I’ve mentioned Constructivism a few times recently, as an influence at Krasinski, and as a point of interest in Stockholm. When I was studying, Construcitivism was one of the movements which interested me most. And yet it’s not very well known at all – chances are that some of you have never heard of it before.
So I thought it might help to shed a bit of light on the articles above if I explained what it was, and why it’s worth knowing about. To do this, we’re going to take part in a little imaginative exercise.
Imagine that you’re an artist in turn-of-the-century Russia. The arts are being increasingly experimental both internationally (over in Paris Picasso is starting to ‘create’ Cubism) and at home (where Malevich exhibits Black Square in 1915). Political and social heirarchies are stifling, but there’s new ideas rippling in the air. Ideas which, in 1917, see the old way of doing things brought down. This is REVOLUTION: out with the old, in with the new.
I’m sure many of you have at one point or another sat at home or in the pub, planning what kind of society you would build if you had the chance. Have you ever considered what it would look like? It’s important. What a building, sign, town looks like reflects what values we want as a society. Why do you think neo-classical themes are so universally popular? It’s a style which makes a statement about upholding “ancient virtues”, or whatever you want to call them. Now I’ve been to Russia, I’ve seen the Kremlin and the Winter Palace. They’re pretty damn opulent – velvet and gold everywhere. The door handles in the Winter Palace (now the Hermitage) are frickin’ eagles feet holding gemstones. Even as a Brit used to a bit of royal pomp, it’s ridiculous.
And suddenly, that’s all over. Those in charge are directly commanding the old to be thrown out, and for something new to take its place. No wonder pieces like Black Square suddenly became iconic: you can’t get a much more dramatic replacement for religious imagery.

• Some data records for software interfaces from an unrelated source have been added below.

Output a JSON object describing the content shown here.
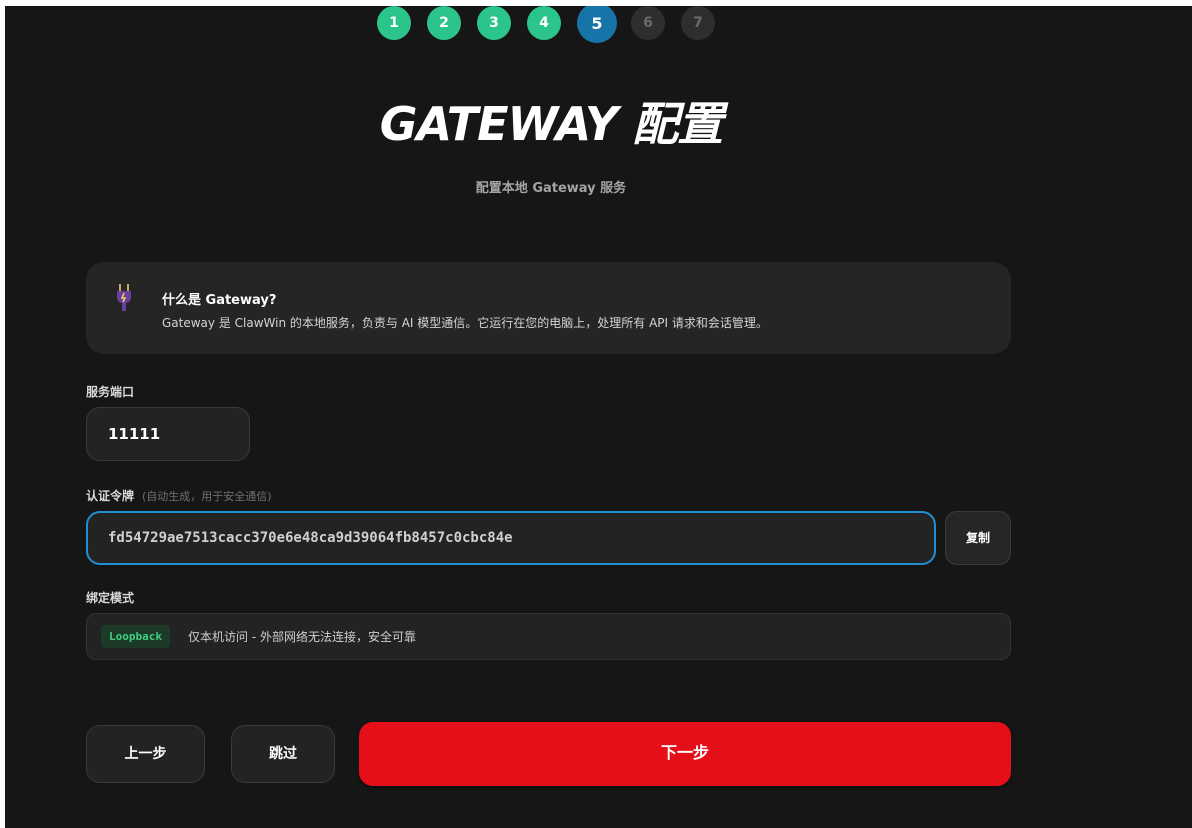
{
  "stepper": {
    "steps": [
      {
        "label": "1",
        "state": "done"
      },
      {
        "label": "2",
        "state": "done"
      },
      {
        "label": "3",
        "state": "done"
      },
      {
        "label": "4",
        "state": "done"
      },
      {
        "label": "5",
        "state": "current"
      },
      {
        "label": "6",
        "state": "todo"
      },
      {
        "label": "7",
        "state": "todo"
      }
    ]
  },
  "header": {
    "title": "GATEWAY 配置",
    "subtitle": "配置本地 Gateway 服务"
  },
  "info": {
    "icon": "plug-icon",
    "title": "什么是 Gateway?",
    "text": "Gateway 是 ClawWin 的本地服务，负责与 AI 模型通信。它运行在您的电脑上，处理所有 API 请求和会话管理。"
  },
  "port": {
    "label": "服务端口",
    "value": "11111"
  },
  "token": {
    "label": "认证令牌",
    "hint": "(自动生成，用于安全通信)",
    "value": "fd54729ae7513cacc370e6e48ca9d39064fb8457c0cbc84e",
    "copy_label": "复制"
  },
  "bind": {
    "label": "绑定模式",
    "badge": "Loopback",
    "description": "仅本机访问 - 外部网络无法连接，安全可靠"
  },
  "actions": {
    "back_label": "上一步",
    "skip_label": "跳过",
    "next_label": "下一步"
  },
  "colors": {
    "background": "#161616",
    "step_done": "#2bc48a",
    "step_current": "#1674a8",
    "focus_border": "#1f8fd0",
    "primary_button": "#e50f1a",
    "badge_text": "#3fd07e"
  }
}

Now to continue the exercise, let’s imagine the other changes going on in society at the time. There’s increasing mechanisation & industrialisation, for example. In Russia, a country with a huge farming population, this had the potential to be massive (the fact that it wasn’t yet is kind of why even Marx thought Communism was doomed to fail there, but that’s for another time). If you lived in a city there were signs of this modern world in every shop and on every street. Bring together technology and the progressive politics of the Communists, and you get Constructivism.
The thing which I find most inspiring about the Constructivists is that they absolutely intended their style to become the visual norm for the new world they were building. A lot of their work and influence can be seen in posters. Posters were the perfect medium for communism – cheap to print, easy to distribute, and could be hung anywhere and everywhere.
From the two posters above (click pictures for captions) you can tell just how radically different from the past the Constructivist style was. There’s nothing ornate or opulent here – instead it’s all clean lines, bold shapes and eye-catchingly simple colour schemes. It’s art which screams about something new (in the case of the Rodchenko, almost literally). Yet it’s also surprisingly relatable. You don’t need to be an expert in politics to understand exactly what Beat the Whites with the Red Wedge’s political point is.
They had bigger ambitions, too. I mentioned seeing Tatlin’s Tower in Stockholm, which has to be discussed. Designed to hold the headquarters of the Third International government, you couldn’t really get much stylistically further from the Winter Palace – and this was meant to be much, much bigger. Stretching skywards as a symbol of potential, the what might be. What an icon it would have been if built!
But of course, it never was.
After a while, the government decided this was all a bit too radical. What they needed, they decided, was propaganda to appeal to the masses, most of whom were completely detached from the cultural life of Moscow and St Petersburg. So art got safer, turned more obviously into propaganda.
And though their influence can still be seen in many of those “kitsch” Soviet images from the 1930s onwards, I consider it to be a wasted opportunity. It must have been so exciting to be able to be part of creating something brand new, dreaming of a freedom of expression which could only have been imagined before – only to be told this wasn’t what was wanted after all. What a shame.
But their style did make an impact in other countries too, with some Constructivist artists going to work with movements like the Bauhaus. And I discussed them in relation to Krasinski because I felt there were parallels to be made between his experiments with form, position and light, and what the Constructivists were doing (I could write a whole other article about Constructivist theatre and cinema as part of this, which would be relevant here too). Movements come and go, but ideas stick around. We’re just left to imagine the future that might have been.